“This year, some major steps are being taken to provide equal rights to the LGBTQ community. On June 15, the Supreme Court ruled that a landmark civil rights law protects gay and transgender workers from workplace discrimination, handing the movement Not Tolerating Being Defined by Others for LGBTQ equality a long-sought and unexpected victory. In layman terms, it simply means that an employer is not allowed to fire a person based on their sexuality.
“With myself being a lesbian, I sometimes feel like I am faced with the double whammy. I deal with racial inequity as a black woman and with being a lesbian. But I refuse to let other people define me as being less than them; we are all equal.
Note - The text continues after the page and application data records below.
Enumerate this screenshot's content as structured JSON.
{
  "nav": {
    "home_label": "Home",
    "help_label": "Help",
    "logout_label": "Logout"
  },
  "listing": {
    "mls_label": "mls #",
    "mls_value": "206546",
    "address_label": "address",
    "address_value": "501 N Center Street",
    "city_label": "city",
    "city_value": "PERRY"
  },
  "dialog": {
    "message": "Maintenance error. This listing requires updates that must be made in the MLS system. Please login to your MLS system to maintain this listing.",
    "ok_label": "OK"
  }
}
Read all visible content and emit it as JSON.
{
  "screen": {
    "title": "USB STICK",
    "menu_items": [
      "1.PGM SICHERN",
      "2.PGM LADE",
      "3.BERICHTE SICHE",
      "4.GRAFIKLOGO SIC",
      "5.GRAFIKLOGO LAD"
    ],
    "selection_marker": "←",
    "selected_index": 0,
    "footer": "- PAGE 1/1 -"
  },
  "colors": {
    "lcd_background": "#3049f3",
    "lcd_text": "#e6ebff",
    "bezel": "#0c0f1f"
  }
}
“METRO RTA of Akron, OH, my employer, does its best to work on and address equality among its workforce and the community. I have never felt from management any unfair treatment related to my sexuality, nor would I allow it. I believe that the public transit system can help with community awareness about LGBTQ issues. This could be done by sponsoring different community events, posting information showing support, and listing community events by advertising inside and outside of buses, and to have literature available in the transit center from support groups during Gay Pride events and also throughout the year. All transit authorities’ providers should keep the doors of communication open with the LGBTQ community.
“I often refer to a quote that I really like from the late actor Paul Newman: ‘I’m a supporter of gay rights. And not a closet supporter, either. From the time I was a kid, I have never been able to understand attacks upon the gay community. There are so many qualities that make up a human being… by the time I get through with all the things that I really admire about people, what they do with their private parts is probably so low on the list that it is irrelevant.'”